Working with Alexandria-based engineering firm Widseth Smith Nolting, Barr Engineering will take soil borings and water samples, measure elevation and hydrology readings, track water movement and volume. It will propose ways to cut phosphorus and sediment loading within the watershed, ways to manipulate water levels in the ditch, and ways to optimize treatment capacity in the wetland.

SWCD Coordinator Jerry Haggenmiller said he expected an additional 15 to 20 smaller projects to emerge from the recommendations — including a mix of agricultural practices such as sediment control basins, and best management practices such as shoreline restorations and rain gardens. The SWCD would apply for another Clean Water Fund grant to pay for projects.

“The water quality is good there now, and we’re looking at keeping it good,” Haggenmiller said.

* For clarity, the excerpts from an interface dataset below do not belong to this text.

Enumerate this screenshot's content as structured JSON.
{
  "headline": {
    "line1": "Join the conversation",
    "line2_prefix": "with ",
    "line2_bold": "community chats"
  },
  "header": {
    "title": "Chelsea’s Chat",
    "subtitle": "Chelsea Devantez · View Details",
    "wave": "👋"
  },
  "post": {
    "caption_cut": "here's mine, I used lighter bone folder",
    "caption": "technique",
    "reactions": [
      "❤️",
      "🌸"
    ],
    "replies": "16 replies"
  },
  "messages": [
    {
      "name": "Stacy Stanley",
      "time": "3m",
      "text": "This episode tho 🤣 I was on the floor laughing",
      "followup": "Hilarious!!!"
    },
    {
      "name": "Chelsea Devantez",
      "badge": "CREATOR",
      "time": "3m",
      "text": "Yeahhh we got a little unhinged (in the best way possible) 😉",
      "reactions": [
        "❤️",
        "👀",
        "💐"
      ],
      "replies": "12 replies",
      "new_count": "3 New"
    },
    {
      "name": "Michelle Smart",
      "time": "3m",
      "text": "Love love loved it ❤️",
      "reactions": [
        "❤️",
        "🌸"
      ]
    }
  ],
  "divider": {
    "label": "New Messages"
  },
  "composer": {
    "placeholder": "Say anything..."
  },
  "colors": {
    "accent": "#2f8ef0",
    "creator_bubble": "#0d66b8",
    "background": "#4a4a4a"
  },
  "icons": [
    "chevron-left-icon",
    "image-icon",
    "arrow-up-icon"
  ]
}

Any ditch modifications would require approval of the Douglas County Board of Commissioners, which serves as the ditch authority. Any changes to the AMA would require approval from the DNR commissioner.

County Ditch 23 was established in 1921.

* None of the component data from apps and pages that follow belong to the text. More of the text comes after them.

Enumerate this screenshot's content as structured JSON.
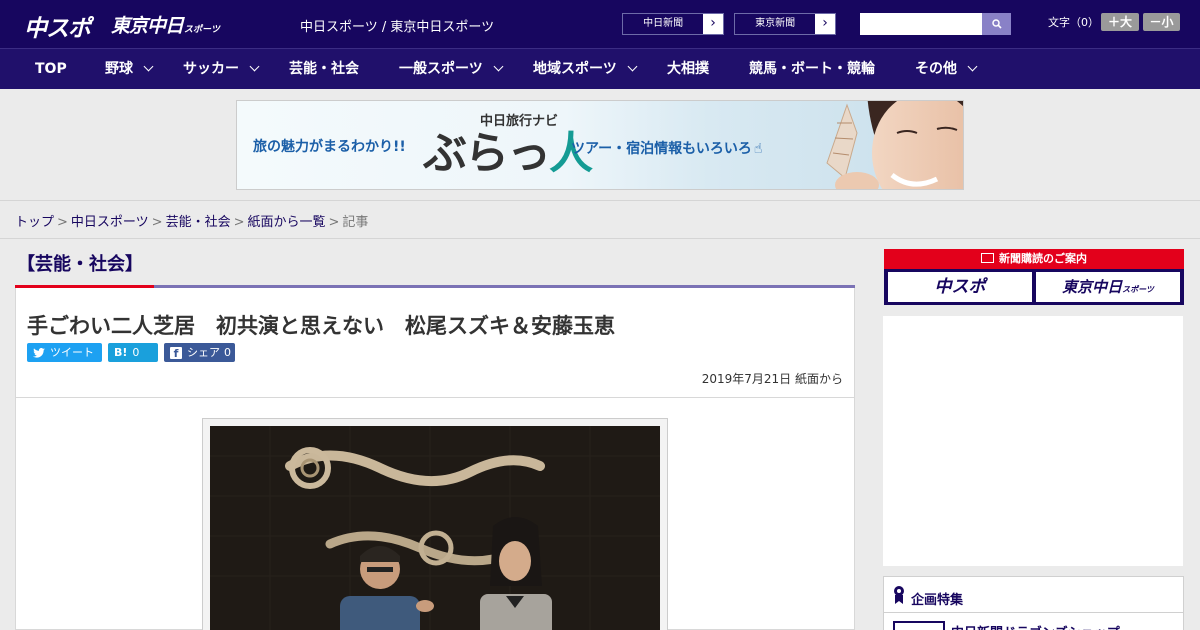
{
  "header": {
    "logo_main": "中スポ",
    "logo_tokyo": "東京中日",
    "logo_tokyo_small": "スポーツ",
    "sites": "中日スポーツ / 東京中日スポーツ",
    "link_chunichi": "中日新聞",
    "link_tokyo": "東京新聞",
    "search_placeholder": "",
    "font_label": "文字（0）",
    "font_plus": "＋大",
    "font_minus": "－小",
    "colors": {
      "header_bg": "#17065f",
      "nav_bg": "#20106b",
      "accent_red": "#e3001b"
    }
  },
  "nav": {
    "items": [
      {
        "label": "TOP",
        "dropdown": false
      },
      {
        "label": "野球",
        "dropdown": true
      },
      {
        "label": "サッカー",
        "dropdown": true
      },
      {
        "label": "芸能・社会",
        "dropdown": false
      },
      {
        "label": "一般スポーツ",
        "dropdown": true
      },
      {
        "label": "地域スポーツ",
        "dropdown": true
      },
      {
        "label": "大相撲",
        "dropdown": false
      },
      {
        "label": "競馬・ボート・競輪",
        "dropdown": false
      },
      {
        "label": "その他",
        "dropdown": true
      }
    ]
  },
  "ad_banner": {
    "left_text": "旅の魅力がまるわかり!!",
    "brand_top": "中日旅行ナビ",
    "brand_a": "ぶらっ",
    "brand_b": "人",
    "right_text": "ツアー・宿泊情報もいろいろ"
  },
  "breadcrumb": {
    "items": [
      "トップ",
      "中日スポーツ",
      "芸能・社会",
      "紙面から一覧"
    ],
    "current": "記事"
  },
  "article": {
    "section": "【芸能・社会】",
    "title": "手ごわい二人芝居　初共演と思えない　松尾スズキ＆安藤玉恵",
    "share_tweet": "ツイート",
    "share_hatena_icon": "B!",
    "share_hatena_count": "0",
    "share_facebook": "シェア",
    "share_facebook_count": "0",
    "date": "2019年7月21日 紙面から"
  },
  "sidebar": {
    "subscribe_head": "新聞購読のご案内",
    "subscribe_chuspo": "中スポ",
    "subscribe_tokyo": "東京中日",
    "subscribe_tokyo_small": "スポーツ",
    "feature_title": "企画特集",
    "feature_item": "中日新聞ドラゴンズショップ"
  }
}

District Coordinator Jerry Haggenmiller and Water Planner Danica Derks of the Douglas Soil & Water Conservation District stopped along Douglas County Ditch 23 where water samples were collected. Most of the ditch runs through underground tile.

“This is the natural drainageway. If we took the ditch out of there, we’d still have overland flow from this area. This is the single outlet from this drainage area,” said Tom Anderson. Douglas County’s drainage and agricultural inspector, he’s the liaison between farmers and the ditch authority.

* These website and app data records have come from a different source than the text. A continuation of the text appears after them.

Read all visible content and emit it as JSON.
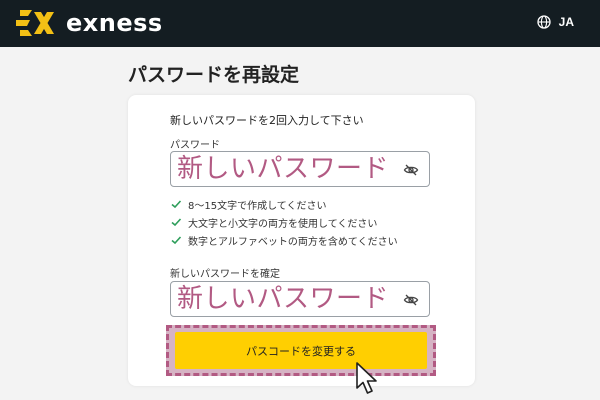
{
  "header": {
    "brand": "exness",
    "language": "JA",
    "icons": {
      "logo": "exness-logo-icon",
      "language": "globe-icon"
    }
  },
  "page": {
    "title": "パスワードを再設定"
  },
  "form": {
    "instruction": "新しいパスワードを2回入力して下さい",
    "password": {
      "label": "パスワード",
      "value": "新しいパスワード",
      "icon": "eye-off-icon"
    },
    "rules": [
      "8～15文字で作成してください",
      "大文字と小文字の両方を使用してください",
      "数字とアルファベットの両方を含めてください"
    ],
    "confirm": {
      "label": "新しいパスワードを確定",
      "value": "新しいパスワード",
      "icon": "eye-off-icon"
    },
    "submit_label": "パスコードを変更する"
  },
  "colors": {
    "header_bg": "#141d22",
    "brand_yellow": "#ffcf01",
    "annotation_pink": "#b25a83",
    "check_green": "#2e9e5b",
    "page_bg": "#f3f3f3"
  }
}
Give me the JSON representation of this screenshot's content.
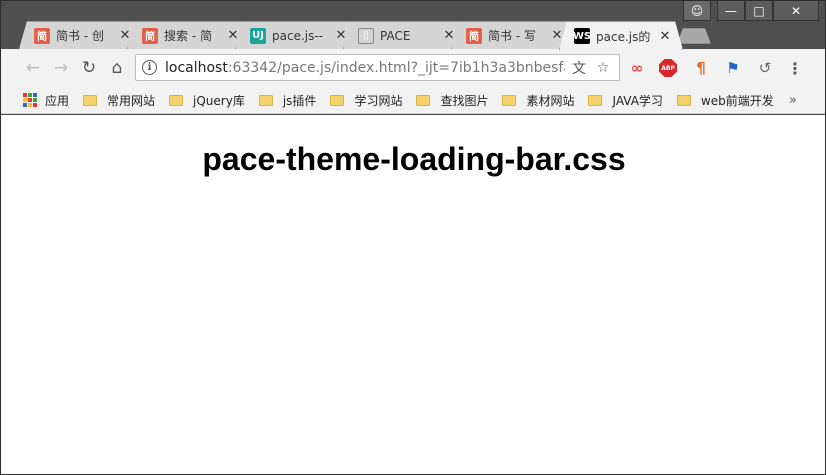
{
  "window": {
    "controls": {
      "user": "☺",
      "minimize": "—",
      "maximize": "□",
      "close": "✕"
    }
  },
  "tabs": [
    {
      "favicon": "简",
      "favicon_class": "fav-jianshu",
      "label": "简书 - 创",
      "active": false
    },
    {
      "favicon": "简",
      "favicon_class": "fav-sou",
      "label": "搜索 - 简",
      "active": false
    },
    {
      "favicon": "UJ",
      "favicon_class": "fav-uu",
      "label": "pace.js--",
      "active": false
    },
    {
      "favicon": "",
      "favicon_class": "fav-doc",
      "label": "PACE",
      "active": false
    },
    {
      "favicon": "简",
      "favicon_class": "fav-jianshu",
      "label": "简书 - 写",
      "active": false
    },
    {
      "favicon": "WS",
      "favicon_class": "fav-ws",
      "label": "pace.js的",
      "active": true
    }
  ],
  "toolbar": {
    "back_icon": "←",
    "forward_icon": "→",
    "reload_icon": "↻",
    "home_icon": "⌂",
    "info_icon": "i",
    "url_host": "localhost",
    "url_rest": ":63342/pace.js/index.html?_ijt=7ib1h3a3bnbesfa...",
    "translate_icon": "文",
    "star_icon": "☆",
    "extensions": {
      "infinity": "∞",
      "abp": "ABP",
      "paragraph": "¶",
      "image": "⚑",
      "sync": "↺",
      "menu": "⋮"
    }
  },
  "bookmarks": {
    "apps_label": "应用",
    "apps_colors": [
      "#e33",
      "#3a3",
      "#36c",
      "#fb3",
      "#e33",
      "#3a3",
      "#36c",
      "#fb3",
      "#e33"
    ],
    "items": [
      "常用网站",
      "jQuery库",
      "js插件",
      "学习网站",
      "查找图片",
      "素材网站",
      "JAVA学习",
      "web前端开发"
    ],
    "more": "»"
  },
  "page": {
    "heading": "pace-theme-loading-bar.css"
  }
}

In 2002 the ditch was cleaned to — but not through — the wetland.

“We continue to look at improving the runoff from the lands. This project also doesn’t single out the County Ditch 23 watershed. We are looking at the rest of the lakeshed to identify potential problem areas that could be addressed,” Anderson said.

“Water quality is something that affects everyone as it passes from the land through the wetlands and into the lakes and continues on downstream. We agree that pristine lakes are a valuable resource for Douglas County,” Anderson said. “That’s one of the reasons we’re looking at this issue and other issues in the lakeshed — to keep it in that high-quality lake status.”

Lake Ida Aquatic Management Area was established in 1968 as a potential northern pike spawning habitat, but was never used for that purpose.

The DNR has since moved away from promoting northerns, which prey on walleye.

“So it essentially is functioning as a nice riparian wetland with some water quality benefits,” Beck said.

About 80 percent of Lake Ida’s shoreline is developed.

Properties range from trailer-home rentals and small cabins tucked between road and shore to year-round residences with four-car garages perched above the water. A church camp and a resort are situated on the lake.

Homeowners find the steeper eastern shore more attractive. Aquatic plants and cattails dominate the flatter western shore. (The AMA lies on the western shore.) Most of the lakeshed’s agricultural land lies to the north and east. In mid-September, corn fields were drying and soybeans were turning the hillsides gold.

Proposals derived from the study likely will involve all three groups — the residents ringing the lake, the DNR that controls the adjacent wetland, and the farmers whose land drains into the ditch.

Once the SWCD receives the engineer’s recommendations, staff will meet with private landowners to discuss best management practices — those 15 to 20 smaller projects meant to augment recommendations for the ditch and wetland.

“This is a feasibility study,” said Danica Derks, Douglas SWCD water planner. “This project is going to set us up to design projects, and then apply for Clean Water funding in the future to do project practices, boots-on-the-ground work.”

This is the first time the four-person SWCD staff has hired an outside firm to complete survey and design work, and could change the way it plots future projects.

The mission of the Minnesota Board of Water and Soil Resources is to improve and protect Minnesota’s water and soil resources by working in partnership with local organizations and private landowners.

Learn more at

Connect with us on Facebook at

Our mission is to improve and protect Minnesota’s water and soil resources by working in partnership with local organizations and private landowners.